■ PROMPT: Find all lines in the records that include the word "What", and copy them out.

■ DATASET EXCERPTS:

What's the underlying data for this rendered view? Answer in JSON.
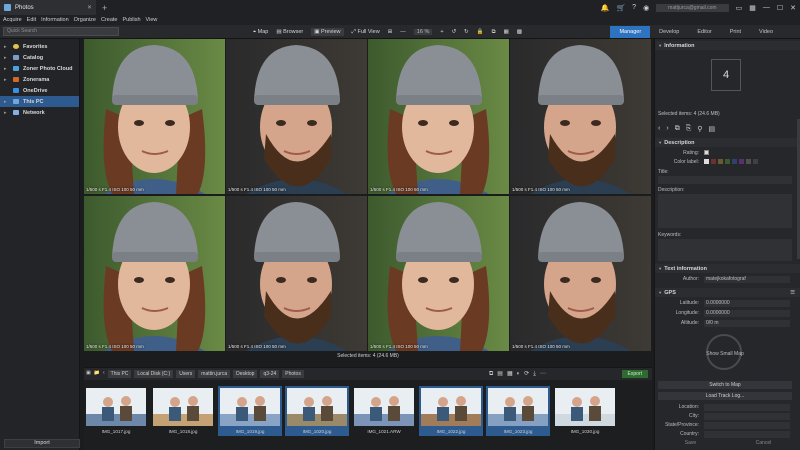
{
  "window": {
    "tab_title": "Photos"
  },
  "titlebar": {
    "account_email": "mattjurca@gmail.com"
  },
  "menu": [
    "Acquire",
    "Edit",
    "Information",
    "Organize",
    "Create",
    "Publish",
    "View"
  ],
  "toolbar": {
    "search_placeholder": "Quick Search",
    "map": "Map",
    "browser": "Browser",
    "preview": "Preview",
    "fullview": "Full View",
    "zoom_value": "16 %"
  },
  "modes": [
    {
      "label": "Manager",
      "active": true
    },
    {
      "label": "Develop",
      "active": false
    },
    {
      "label": "Editor",
      "active": false
    },
    {
      "label": "Print",
      "active": false
    },
    {
      "label": "Video",
      "active": false
    }
  ],
  "nav": [
    {
      "label": "Favorites",
      "color": "#e3c34a"
    },
    {
      "label": "Catalog",
      "color": "#7a9ccf"
    },
    {
      "label": "Zoner Photo Cloud",
      "color": "#4aa3df"
    },
    {
      "label": "Zonerama",
      "color": "#d06a2a"
    },
    {
      "label": "OneDrive",
      "color": "#3a8ee6"
    },
    {
      "label": "This PC",
      "color": "#6fa8dc",
      "selected": true
    },
    {
      "label": "Network",
      "color": "#7fb2e8"
    }
  ],
  "import_label": "Import",
  "grid": {
    "photo_meta": "1/500 s   F1.4   ISO 100   50 mm",
    "selected_items": "Selected items: 4 (24.6 MB)"
  },
  "breadcrumbs": [
    "This PC",
    "Local Disk (C:)",
    "Users",
    "mattin.jurca",
    "Desktop",
    "q3-24",
    "Photos"
  ],
  "export_label": "Export",
  "filmstrip": [
    {
      "label": "IMG_1017.jpg",
      "selected": false
    },
    {
      "label": "IMG_1018.jpg",
      "selected": false
    },
    {
      "label": "IMG_1019.jpg",
      "selected": true
    },
    {
      "label": "IMG_1020.jpg",
      "selected": true
    },
    {
      "label": "IMG_1021.ARW",
      "selected": false
    },
    {
      "label": "IMG_1022.jpg",
      "selected": true
    },
    {
      "label": "IMG_1023.jpg",
      "selected": true
    },
    {
      "label": "IMG_1030.jpg",
      "selected": false
    }
  ],
  "info": {
    "header": "Information",
    "count": "4",
    "selected": "Selected items: 4 (24.6 MB)",
    "description_header": "Description",
    "rating": "Rating:",
    "color_label": "Color label:",
    "title": "Title:",
    "description": "Description:",
    "keywords": "Keywords:",
    "text_info_header": "Text information",
    "author_key": "Author:",
    "author_val": "matejkokafotograf",
    "gps_header": "GPS",
    "latitude_key": "Latitude:",
    "latitude_val": "0.0000000",
    "longitude_key": "Longitude:",
    "longitude_val": "0.0000000",
    "altitude_key": "Altitude:",
    "altitude_val": "0/0 m",
    "show_small_map": "Show Small Map",
    "switch_to_map": "Switch to Map",
    "load_track_log": "Load Track Log...",
    "location": "Location:",
    "city": "City:",
    "state": "State/Province:",
    "country": "Country:",
    "save": "Save",
    "cancel": "Cancel"
  }
}
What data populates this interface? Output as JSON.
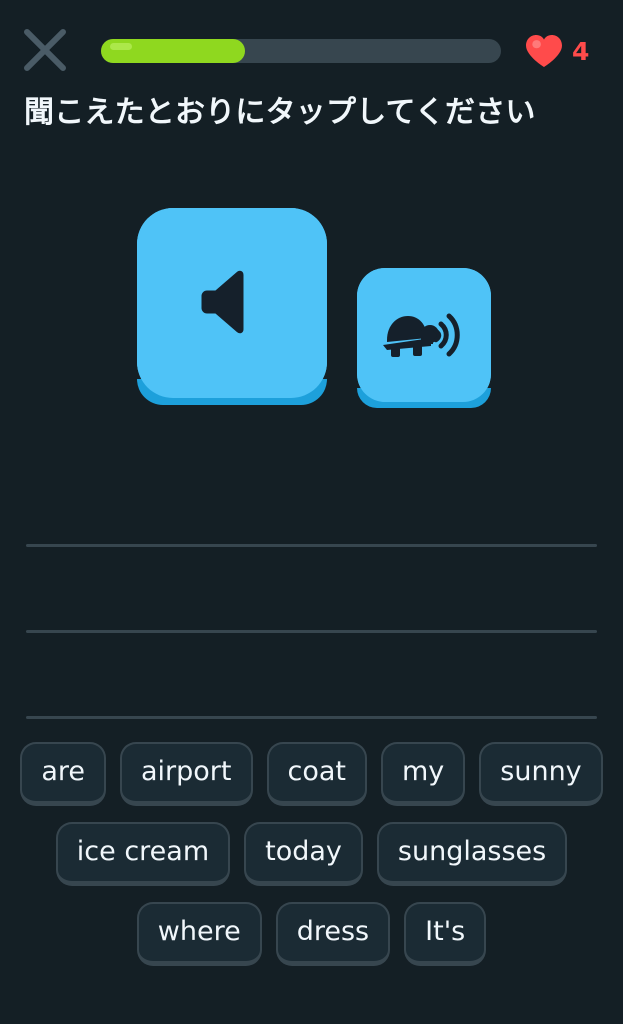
{
  "app": {
    "name": "duolingo-listening-exercise",
    "background_color": "#141F25"
  },
  "header": {
    "close_icon": "close-x-icon",
    "close_label": "Close lesson",
    "progress": {
      "percent": 36,
      "fill_color": "#8FD81F",
      "track_color": "#37464F"
    },
    "hearts": {
      "icon": "heart-icon",
      "count": "4",
      "color": "#FF4B4B"
    }
  },
  "prompt": {
    "title": "聞こえたとおりにタップしてください"
  },
  "audio": {
    "play_button": {
      "icon": "speaker-icon",
      "label": "Play audio",
      "color": "#4FC3F7",
      "shadow_color": "#1DA0DB"
    },
    "slow_button": {
      "icon": "turtle-slow-audio-icon",
      "label": "Play slow audio",
      "color": "#4FC3F7",
      "shadow_color": "#1DA0DB"
    }
  },
  "answer": {
    "line_color": "#37464F",
    "lines": [
      "",
      "",
      ""
    ]
  },
  "word_bank": {
    "rows": [
      [
        "are",
        "airport",
        "coat",
        "my",
        "sunny"
      ],
      [
        "ice cream",
        "today",
        "sunglasses"
      ],
      [
        "where",
        "dress",
        "It's"
      ]
    ]
  }
}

■ THE COMPLETED TASK:
What's the underlying data for this rendered view? Answer in JSON.
What data populates this interface? Output as JSON.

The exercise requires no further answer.